Extracted records:

* * *

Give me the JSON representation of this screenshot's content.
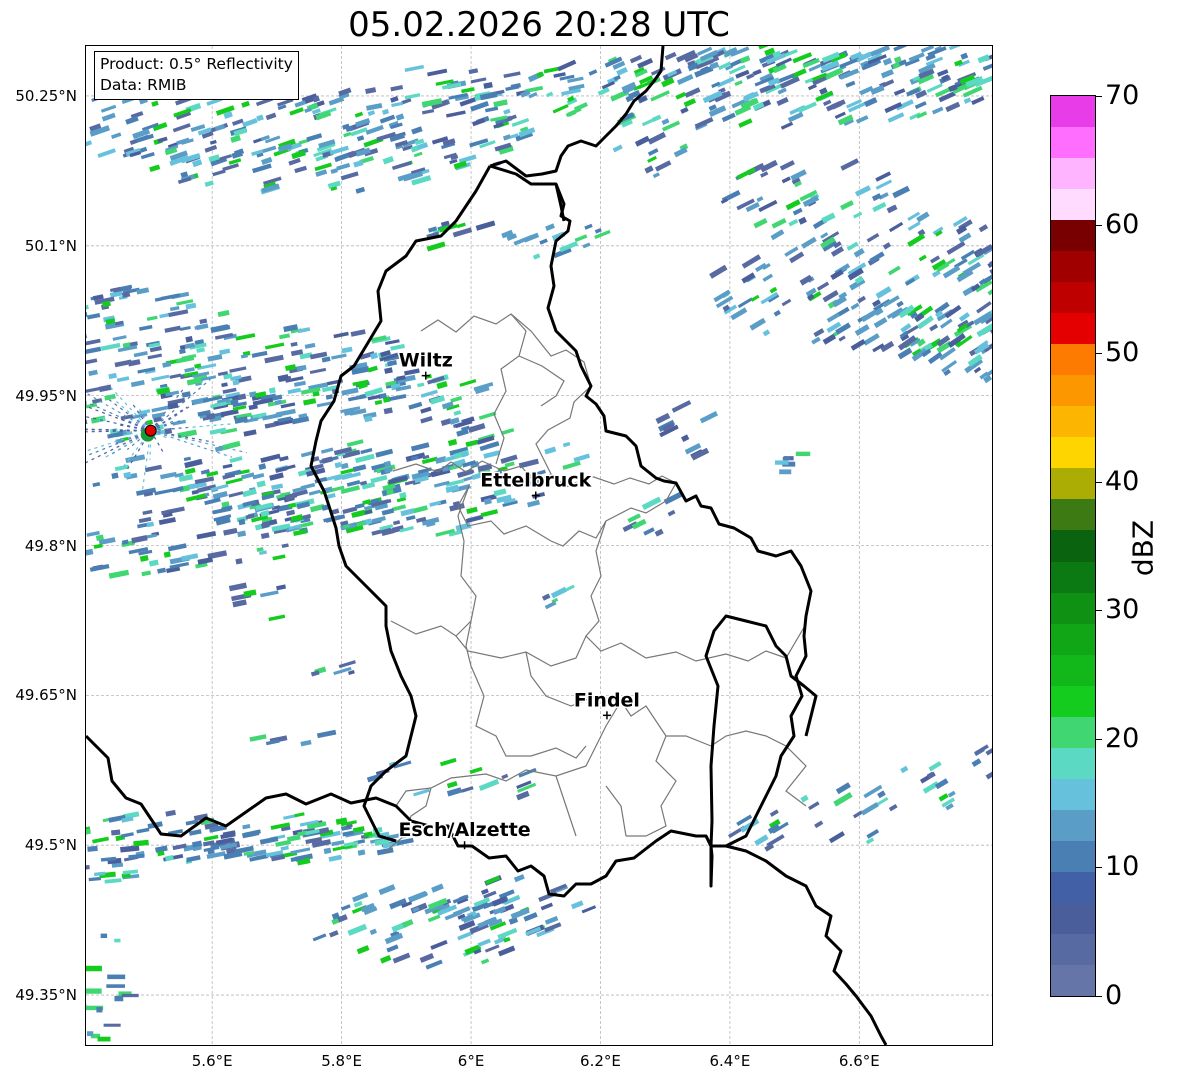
{
  "title": "05.02.2026 20:28 UTC",
  "info_box": {
    "line1": "Product: 0.5° Reflectivity",
    "line2": "Data: RMIB"
  },
  "lat_labels": [
    "50.25°N",
    "50.1°N",
    "49.95°N",
    "49.8°N",
    "49.65°N",
    "49.5°N",
    "49.35°N"
  ],
  "lon_labels": [
    "5.6°E",
    "5.8°E",
    "6°E",
    "6.2°E",
    "6.4°E",
    "6.6°E"
  ],
  "cities": [
    {
      "name": "Wiltz",
      "lon": 5.93,
      "lat": 49.97
    },
    {
      "name": "Ettelbruck",
      "lon": 6.1,
      "lat": 49.85
    },
    {
      "name": "Findel",
      "lon": 6.21,
      "lat": 49.63
    },
    {
      "name": "Esch/Alzette",
      "lon": 5.99,
      "lat": 49.5
    }
  ],
  "colorbar": {
    "label": "dBZ",
    "tick_labels": [
      "0",
      "10",
      "20",
      "30",
      "40",
      "50",
      "60",
      "70"
    ],
    "colors": [
      "#6675a8",
      "#586aa2",
      "#4a5e9c",
      "#4160a6",
      "#4a7fb4",
      "#5a9ec8",
      "#66c2dc",
      "#5cd9c2",
      "#40d672",
      "#14cc1e",
      "#12b81a",
      "#10a616",
      "#0f9214",
      "#0c7a12",
      "#0a640f",
      "#3e7a14",
      "#acad04",
      "#ffd500",
      "#fcb500",
      "#fc9700",
      "#fc7b00",
      "#e40000",
      "#be0000",
      "#a00000",
      "#780000",
      "#ffdcff",
      "#ffb4ff",
      "#ff6eff",
      "#e83ce8"
    ]
  },
  "radar_site": {
    "lon": 5.505,
    "lat": 49.915
  },
  "map_bounds": {
    "lon_min": 5.405,
    "lon_max": 6.805,
    "lat_min": 49.3,
    "lat_max": 50.3
  }
}
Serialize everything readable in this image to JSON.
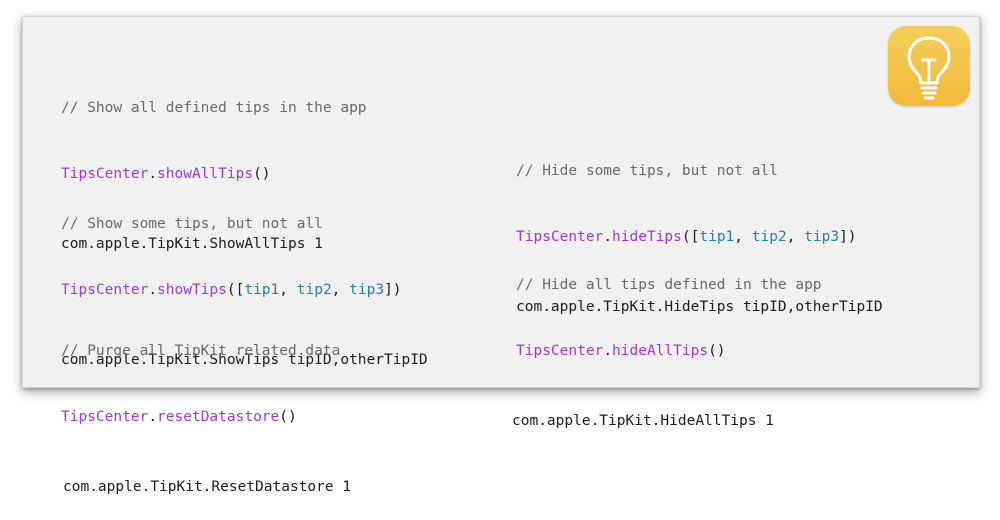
{
  "blocks": [
    {
      "comment": "// Show all defined tips in the app",
      "type": "TipsCenter",
      "dot": ".",
      "method": "showAllTips",
      "args_open": "()",
      "args": [],
      "args_close": "",
      "command": "com.apple.TipKit.ShowAllTips 1"
    },
    {
      "comment": "// Show some tips, but not all",
      "type": "TipsCenter",
      "dot": ".",
      "method": "showTips",
      "args_open": "([",
      "args": [
        "tip1",
        "tip2",
        "tip3"
      ],
      "args_close": "])",
      "command": "com.apple.TipKit.ShowTips tipID,otherTipID"
    },
    {
      "comment": "// Purge all TipKit related data",
      "type": "TipsCenter",
      "dot": ".",
      "method": "resetDatastore",
      "args_open": "()",
      "args": [],
      "args_close": "",
      "command": "com.apple.TipKit.ResetDatastore 1"
    },
    {
      "comment": "// Hide some tips, but not all",
      "type": "TipsCenter",
      "dot": ".",
      "method": "hideTips",
      "args_open": "([",
      "args": [
        "tip1",
        "tip2",
        "tip3"
      ],
      "args_close": "])",
      "command": "com.apple.TipKit.HideTips tipID,otherTipID"
    },
    {
      "comment": "// Hide all tips defined in the app",
      "type": "TipsCenter",
      "dot": ".",
      "method": "hideAllTips",
      "args_open": "()",
      "args": [],
      "args_close": "",
      "command": "com.apple.TipKit.HideAllTips 1"
    }
  ],
  "arg_separator": ", ",
  "icon": {
    "name": "lightbulb-icon",
    "colors": {
      "background": "#f2c14a",
      "glyph": "#ffffff"
    }
  },
  "colors": {
    "comment": "#6a6a6e",
    "type": "#a03bc9",
    "argument": "#2a7fa0",
    "text": "#1d1d1f",
    "card": "#f1f1f2"
  }
}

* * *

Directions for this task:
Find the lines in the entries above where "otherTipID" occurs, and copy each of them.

Response area:
      "command": "com.apple.TipKit.ShowTips tipID,otherTipID"
      "command": "com.apple.TipKit.HideTips tipID,otherTipID"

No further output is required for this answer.